Crack US teams are working closely with Indian security agencies in plans to develop intelligence networks as well as protect soft terror targets such as crowded markets, malls, airports, rail stations and places of worship.
American assistance is also being sought in targeting Naxal cadres who mingle with local tribal populations or have remote hideouts in deep jungle.
It has been said for some time that that the heavily armed leftist rebels, their weapons procured via smuggling or by attacking Indian security personnel, are the gravest threat to India’s internal security.
It has become impossible to develop areas controlled by the extremists. In the absence of authority, infrastructure-related development such as building of roads, schools, hospitals, and telecommunications networks has suffered.
This absence of economic growth among the tribal populations has been a major reason why the Naxalite movement has been able to establish itself among the populations of the mineral-rich regions of Jharkhand, Orissa and Bihar.
Chidambaram recently said, “The Naxals, besides targeting the police force, police informers and inimical forces are laying greater emphasis on targeting infrastructure like roads, bridges.”
Prime Minister Manmohan Singh has recently spoken about a two-pronged strategy using development in hand with law and order to fight Naxal violence.
Long battle ahead
There has been some success with the arrest last month of two top Maoists leaders – Amit Bagchi in Ranchi and Khobad Ghandy in Delhi. The total number of politburo members in custody has now risen to at least 10.
Last week, security forces also captured elusive tribal leader Chhatradhar Mahato in the West Midnapore district of West Bengal.
Ghandy, 58, belongs to the top echelon of the CPI (M), and is a well-educated ideologue. Described as an “unlikely rebel”, Ghandy originates from an affluent Parsi family. He has studied at the prestigious Doon School and St Xavier’s College in Mumbai, and trained as an accountant in England.
In the late 1960s and 1970s, Ghandy was among the young idealistic urban elite influenced by tenets of a classless society and he renounced his high life to join the radical leftists.
However, unlike most of his kind who abandoned the “cause” in the face of hardships like disease, hunger or police crackdowns, Ghandy has stayed on and been instrumental in binding Naxalite factions such as CPI (M) and the People’s War Group.
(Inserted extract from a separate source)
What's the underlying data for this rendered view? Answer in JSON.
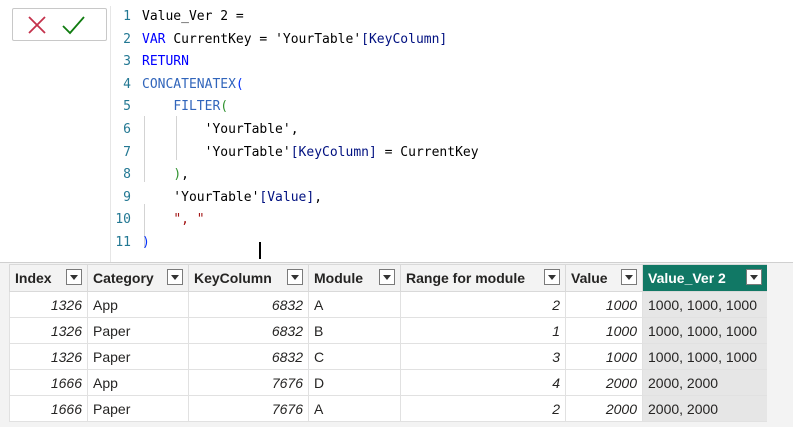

The Maoists, however, have not taken the latest arrests lying down. On Saturday, Naxal gunmen shot dead the son of Bharatiya Janata Party (BJP) leader and Chhattisgarh member of parliament P Baliram Kashyap. Chhattisgarh state is ruled by a BJP-led government.
According to official estimates, Naxalite violence has affected 2,000 police stations spread over 223 districts across 20 states in India. In the early 1990s, the number of districts affected by Maoist violence stood at just 15 in four states.
The CPI (M) is known to be looking to form alliances with secessionists groups – especially northeast insurgents in Assam, Manipur, Nagaland and Mizoram – in a bid to expand its influence and gain a pan-India presence.
Today, 40% of the top 50 mineral-rich districts in India are affected by Naxalite violence, with repeated attacks on any symbol of authority, both private and public, including mining sites. Jharkhand and Chhattisgarh are the worst-affected states.
The Home Ministry estimates that up to 20-25% of India’s coal production has been hampered by Maoist violence. Coal is India’s primary energy source.
By August 2009, more than 1,405 Naxal-related violent incidents had been reported in which 580 persons were killed. In 2008, there were 1,591 incidents and 721 killings. Maoist-linked violence has killed 6,000 people in India over the past two decades.